We should fight air pollution unitedly
The national capital is once again breathing hard even as the winter is slowly setting in.
The national capital is once again breathing hard even as the winter is slowly setting in. It is a pleasant atmosphere no doubt, with the nights and days becoming cooler.
However, the air quality is also dipping very fast thanks to various factors including stubble burning in the neighbouring States as well as the neighbouring country. Westerly and north-westerly winds have brought dust from the western regions and smoke caused by burning of crop residue in the neighbouring Punjab and Haryana and as far as Pakistan's bordering plains.
On Sunday, pollution levels in Delhi shot up by around 100 points at air quality index (AQI), the Central Pollution Control Board data showed.
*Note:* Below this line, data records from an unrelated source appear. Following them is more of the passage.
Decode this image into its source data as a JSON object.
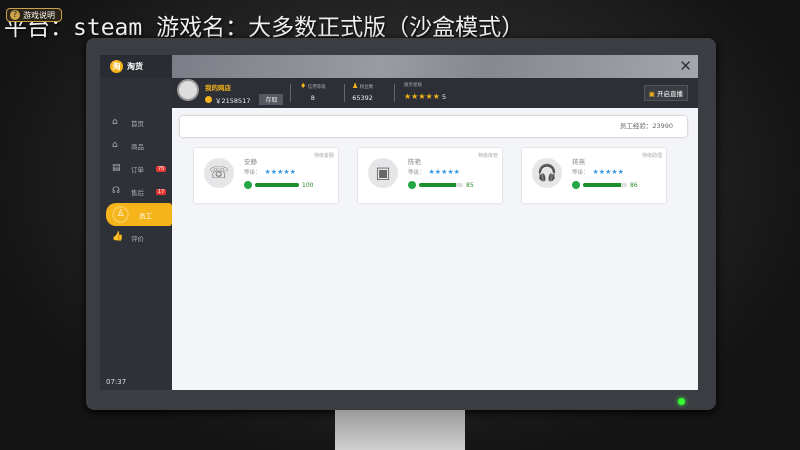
{
  "overlay": {
    "help_label": "游戏说明",
    "caption": "平台：steam 游戏名：大多数正式版（沙盒模式）"
  },
  "app": {
    "title": "淘货",
    "logo_char": "淘",
    "close": "✕",
    "time": "07:37"
  },
  "nav": [
    {
      "label": "首页",
      "icon": "⌂"
    },
    {
      "label": "商品",
      "icon": "⌂"
    },
    {
      "label": "订单",
      "icon": "▤",
      "badge": "75"
    },
    {
      "label": "售后",
      "icon": "☊",
      "badge": "17"
    },
    {
      "label": "员工",
      "icon": "♙"
    },
    {
      "label": "评价",
      "icon": "👍"
    }
  ],
  "header": {
    "shop_name": "我的网店",
    "balance": "￥2158517",
    "withdraw": "存取",
    "credit_label": "信用等级",
    "credit": "8",
    "fans_label": "粉丝数",
    "fans": "65392",
    "service_label": "服务星级",
    "service_stars": "★★★★★",
    "service": "5",
    "live_label": "开启直播"
  },
  "content": {
    "exp": "员工经验：23990",
    "employees": [
      {
        "name": "安静",
        "role": "特级客服",
        "level_label": "等级：",
        "stars": "★★★★★",
        "mood": 100,
        "icon": "☏"
      },
      {
        "name": "陈艳",
        "role": "特级库管",
        "level_label": "等级：",
        "stars": "★★★★★",
        "mood": 85,
        "icon": "▣"
      },
      {
        "name": "蒋燕",
        "role": "特级助理",
        "level_label": "等级：",
        "stars": "★★★★★",
        "mood": 86,
        "icon": "🎧"
      }
    ]
  },
  "colors": {
    "accent": "#f4b41a",
    "sidebar": "#2f3139",
    "mood": "#1b8f2b",
    "star": "#3a9be5"
  }
}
The Ministry of Earth Sciences too said that the overall air quality is back in the poor category. The Delhi government has decided to enforce odd-even policy once again. This has not proved any good in the past.
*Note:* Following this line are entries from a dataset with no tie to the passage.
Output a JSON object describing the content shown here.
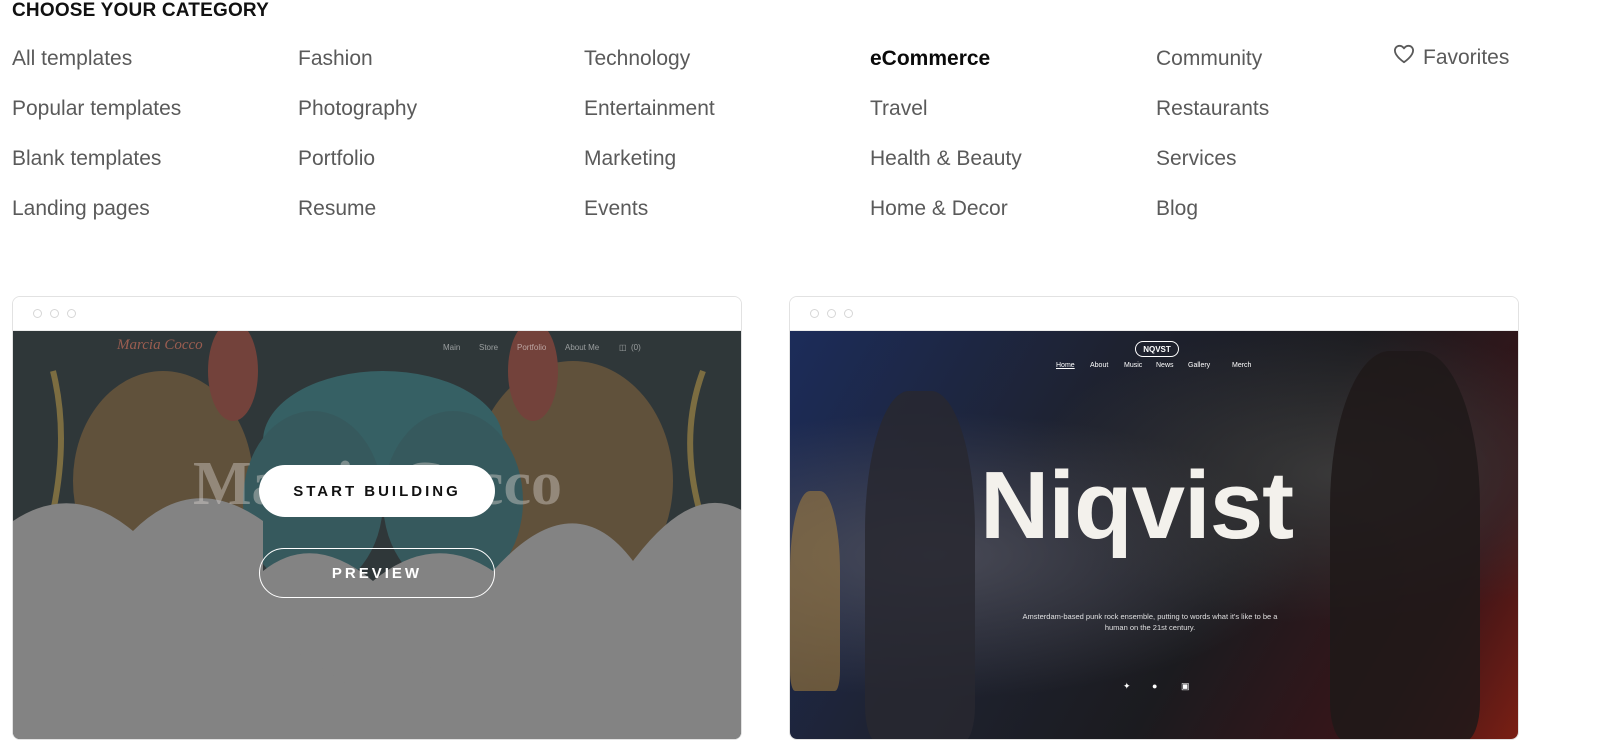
{
  "heading": "CHOOSE YOUR CATEGORY",
  "categories": [
    [
      "All templates",
      "Popular templates",
      "Blank templates",
      "Landing pages"
    ],
    [
      "Fashion",
      "Photography",
      "Portfolio",
      "Resume"
    ],
    [
      "Technology",
      "Entertainment",
      "Marketing",
      "Events"
    ],
    [
      "eCommerce",
      "Travel",
      "Health & Beauty",
      "Home & Decor"
    ],
    [
      "Community",
      "Restaurants",
      "Services",
      "Blog"
    ]
  ],
  "active_category": "eCommerce",
  "favorites": {
    "label": "Favorites",
    "icon": "heart-icon"
  },
  "cards": [
    {
      "site_title": "Marcia Cocco",
      "site_logo": "Marcia Cocco",
      "nav": [
        "Main",
        "Store",
        "Portfolio",
        "About Me"
      ],
      "cart": "(0)",
      "start_label": "START BUILDING",
      "preview_label": "PREVIEW"
    },
    {
      "logo": "NQVST",
      "nav": [
        "Home",
        "About",
        "Music",
        "News",
        "Gallery",
        "Merch"
      ],
      "title": "Niqvist",
      "description": "Amsterdam-based punk rock ensemble, putting to words what it's like to be a human on the 21st century.",
      "social_icons": [
        "twitter-icon",
        "facebook-icon",
        "instagram-icon"
      ]
    }
  ],
  "colors": {
    "active": "#0a0a0a",
    "inactive": "#5a5a5a",
    "border": "#e2e2e2"
  }
}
Indian Institute of Technology, Kanpur, had pointed out in the past that trucks were major contributors to the problem. Soil and road dust contributed 26 per cent to the particulate matter while the trucks contributed 30 per cent. In fact, the very transport sector contributes the highest to the pollution levels with its emissions.
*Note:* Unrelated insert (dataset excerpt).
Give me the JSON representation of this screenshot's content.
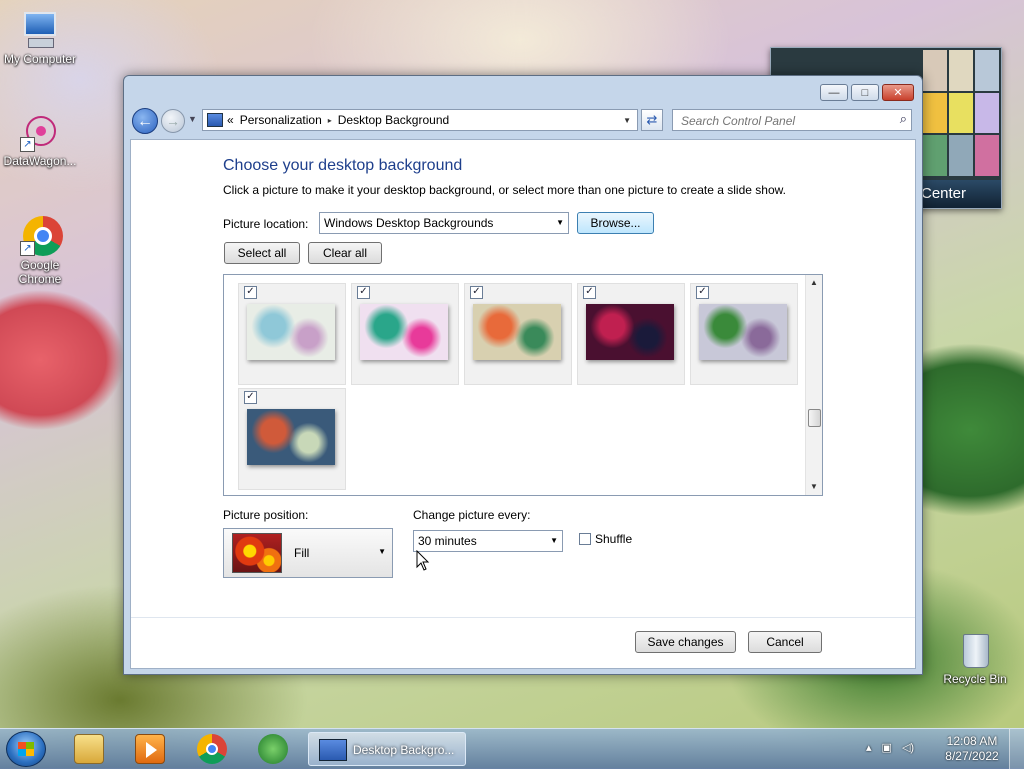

Though Delhi's public transport switched to CNG along with most of the autos and taxis, the problem remains with the diesel vehicles. Why is there no stringent check and stringent pollution law in the country still bewilders us.
Is this the age we can afford neglect of such issues? Punjab and Haryana provide up to 80 per cent subsidy to farmers and cooperative societies to buy modern farm equipment for in-situ management of paddy straw and are also running an awareness campaign.
Yet, lack of financial incentives and the short window that the farmers have to go for the next crop make them go for burning, the easiest method. Governments talk of installing air purifiers at all junctions and spraying with water cannons to contain pollution, but rudimentary issues are forgotten.
Where is the real action of cutting pollution at the source? Blaming the farmer alone is not going to help the situation. Even if the farmers want to buy happy seeder machines, the downside is that the farmers need to pay upfront, and to claim subsidies, they say they have to submit three sets of applications, six separate forms, receipts for buying the machines and clearances from half a dozen local government offices.
After submission of all these papers, they are not sure when their applications will be processed. So what is a poor farmer supposed to do? Simply put, the system does not allow them to buy one even if they are serious about it.
Delhi is one of the best monitored compared to other cities in the country. It has 38 separate air quality testing stations. Any attempt at fighting pollution all alone will not give dividends.
Delhi Pollution Control Committee has rightly observed that the entire Indo-Gangetic belt has to deal with pollution and not Delhi alone and this means that Punjab, Haryana, Delhi, Uttar Pradesh, Bihar and Jharkhand have to fight together.
Collectively we have destroyed the air quality and hence, collectively one has to negate the effects.